Undergraduate Council Unanimously Passes Statement Condemning Harvard’s Possession of Images of Slaves
“President Bacow, it is not your place, nor is it the place of the University or affiliated institutions, to claim ownership under the law for Renty and Delia. Let them go home, and begin to set a new standard for Harvard that all students, faculty and the community can respect,” the legislation read. Learn More
April, 2020, Connecticut Magazine
Tamara Lanier is suing Harvard over photos of her enslaved ancestors
All her life, Tamara Lanier heard stories about an enslaved ancestor named Renty. A few years ago, the Norwich resident started researching her family history and has since unearthed genealogical evidence she believes proves she is a descendant of Renty, an African-born slave who labored on a South Carolina plantation. By Erik Ofgang, THE CONNECTICUT STORY. Photo by Peter Hvizdak

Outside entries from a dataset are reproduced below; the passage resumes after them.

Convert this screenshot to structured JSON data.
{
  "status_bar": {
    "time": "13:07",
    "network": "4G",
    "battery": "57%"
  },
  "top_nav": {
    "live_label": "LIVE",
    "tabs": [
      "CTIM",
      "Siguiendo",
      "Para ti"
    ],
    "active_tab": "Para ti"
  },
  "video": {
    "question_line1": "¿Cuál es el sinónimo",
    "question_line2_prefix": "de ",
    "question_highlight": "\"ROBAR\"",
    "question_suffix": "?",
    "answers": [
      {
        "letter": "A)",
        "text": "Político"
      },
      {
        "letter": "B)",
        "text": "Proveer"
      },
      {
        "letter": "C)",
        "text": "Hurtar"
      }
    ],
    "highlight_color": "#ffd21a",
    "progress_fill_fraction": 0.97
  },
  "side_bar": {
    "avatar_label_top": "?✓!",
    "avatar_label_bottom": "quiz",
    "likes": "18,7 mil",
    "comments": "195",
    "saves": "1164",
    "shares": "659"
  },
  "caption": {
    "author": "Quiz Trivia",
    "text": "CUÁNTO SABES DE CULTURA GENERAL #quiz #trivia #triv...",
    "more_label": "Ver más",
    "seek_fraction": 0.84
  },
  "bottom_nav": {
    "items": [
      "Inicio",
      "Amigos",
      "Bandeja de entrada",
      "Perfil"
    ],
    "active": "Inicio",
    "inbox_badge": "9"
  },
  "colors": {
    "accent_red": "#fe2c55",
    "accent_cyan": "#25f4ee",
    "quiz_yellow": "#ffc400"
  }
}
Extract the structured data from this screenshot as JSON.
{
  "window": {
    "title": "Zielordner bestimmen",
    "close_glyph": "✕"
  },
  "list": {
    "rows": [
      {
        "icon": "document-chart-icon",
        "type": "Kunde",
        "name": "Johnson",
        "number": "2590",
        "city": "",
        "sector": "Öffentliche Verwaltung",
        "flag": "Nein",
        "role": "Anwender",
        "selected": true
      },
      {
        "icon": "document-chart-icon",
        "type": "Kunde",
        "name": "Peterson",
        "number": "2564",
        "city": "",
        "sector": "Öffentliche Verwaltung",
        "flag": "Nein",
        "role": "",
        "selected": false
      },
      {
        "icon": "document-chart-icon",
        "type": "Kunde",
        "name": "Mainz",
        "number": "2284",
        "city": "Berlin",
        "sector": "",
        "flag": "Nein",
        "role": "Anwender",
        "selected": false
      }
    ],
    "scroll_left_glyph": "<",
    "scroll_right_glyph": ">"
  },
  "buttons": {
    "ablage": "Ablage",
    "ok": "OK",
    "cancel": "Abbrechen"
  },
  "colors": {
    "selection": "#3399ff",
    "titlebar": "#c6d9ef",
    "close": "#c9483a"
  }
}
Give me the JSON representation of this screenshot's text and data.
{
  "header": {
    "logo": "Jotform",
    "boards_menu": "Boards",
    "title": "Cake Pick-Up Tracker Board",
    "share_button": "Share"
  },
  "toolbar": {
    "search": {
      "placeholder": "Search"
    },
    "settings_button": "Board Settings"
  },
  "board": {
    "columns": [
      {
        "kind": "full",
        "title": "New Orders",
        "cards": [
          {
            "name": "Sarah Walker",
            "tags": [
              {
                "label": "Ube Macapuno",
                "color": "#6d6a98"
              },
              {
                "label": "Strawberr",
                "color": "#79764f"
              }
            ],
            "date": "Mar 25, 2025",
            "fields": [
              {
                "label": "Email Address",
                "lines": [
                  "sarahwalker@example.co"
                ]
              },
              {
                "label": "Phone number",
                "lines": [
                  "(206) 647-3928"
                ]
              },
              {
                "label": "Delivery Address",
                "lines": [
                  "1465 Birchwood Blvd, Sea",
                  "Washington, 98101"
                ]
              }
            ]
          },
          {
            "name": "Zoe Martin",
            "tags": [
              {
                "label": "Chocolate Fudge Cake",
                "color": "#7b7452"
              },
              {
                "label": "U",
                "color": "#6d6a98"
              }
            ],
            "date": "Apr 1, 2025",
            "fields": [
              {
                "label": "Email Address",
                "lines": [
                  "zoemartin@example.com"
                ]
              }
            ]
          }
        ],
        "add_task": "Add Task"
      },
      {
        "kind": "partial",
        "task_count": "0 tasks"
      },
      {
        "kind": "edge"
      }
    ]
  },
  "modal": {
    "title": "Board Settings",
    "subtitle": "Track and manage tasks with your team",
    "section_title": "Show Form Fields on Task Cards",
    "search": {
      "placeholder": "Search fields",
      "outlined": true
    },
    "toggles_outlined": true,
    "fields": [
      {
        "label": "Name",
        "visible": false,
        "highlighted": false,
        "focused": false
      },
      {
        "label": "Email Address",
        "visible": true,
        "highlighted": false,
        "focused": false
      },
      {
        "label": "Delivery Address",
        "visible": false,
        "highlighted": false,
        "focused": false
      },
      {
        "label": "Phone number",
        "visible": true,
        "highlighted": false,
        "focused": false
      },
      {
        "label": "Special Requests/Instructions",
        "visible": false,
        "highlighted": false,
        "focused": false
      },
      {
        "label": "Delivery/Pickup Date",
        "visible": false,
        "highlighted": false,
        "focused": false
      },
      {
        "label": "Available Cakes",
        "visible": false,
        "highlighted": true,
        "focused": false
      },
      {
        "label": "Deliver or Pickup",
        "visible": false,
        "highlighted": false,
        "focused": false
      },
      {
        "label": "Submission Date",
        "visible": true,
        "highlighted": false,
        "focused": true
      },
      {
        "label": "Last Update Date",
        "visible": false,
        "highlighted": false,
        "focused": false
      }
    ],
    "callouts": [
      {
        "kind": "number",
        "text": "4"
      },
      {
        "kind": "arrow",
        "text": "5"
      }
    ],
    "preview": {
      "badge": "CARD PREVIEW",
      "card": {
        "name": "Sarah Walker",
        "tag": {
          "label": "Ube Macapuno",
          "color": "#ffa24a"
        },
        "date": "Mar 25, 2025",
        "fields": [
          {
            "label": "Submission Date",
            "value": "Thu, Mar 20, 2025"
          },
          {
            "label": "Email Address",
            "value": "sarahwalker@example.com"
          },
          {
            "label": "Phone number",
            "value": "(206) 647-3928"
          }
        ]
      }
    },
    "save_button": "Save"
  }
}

Harvard accused in lawsuit of retaining and profiting from images of slaves
When Tamara was a little girl, she said, her mother would often tell her stories about her great-great-great-grandfather, whom she called Papa Renty. He was from Congo, enslaved on a plantation in South Carolina . . .
One year after Harvard promised to think more deeply and differently about its complicity in slavery, its actions show the shallowness of its commitment. By Caitlin Galante-DeAngelis Hopkins, The Harvard Crimson
The court date established to hear arguments supporting Tamara Lanier's request that Harvard University release daguerreotypes of her enslaved descendants, Papa Renty and Delia to the family is postponed. We will post the new date when we are notified.
Moore v. Rugg - Supreme Court Decision
Plaintiff awarded damages. Judgement relies solely on the absence of the photographed person's consent. Report dated July 1, 1890.
The First Photos of Enslaved People Raise Many Questions About the Ethics of Viewing
For a century, they languished in a museum attic. Fifteen wooden cases, palm-size and lined with velvet. Cocooned within are some of history’s cruelest, most contentious images — the first photographs, it is believed, of enslaved human beings. By Parul Sehgal, The New York Times
Juneteenth Ain't Over - A Short Film and Discussion with Tamara Lanier
In a thought-provoking and candid experimental documentary, artist-scholar Rashayla Marie Brown shows how Black women, including her mother, Tamara Lanier, challenge entertainment giants and universities to gain legal rights and reparations for use of their visual identities.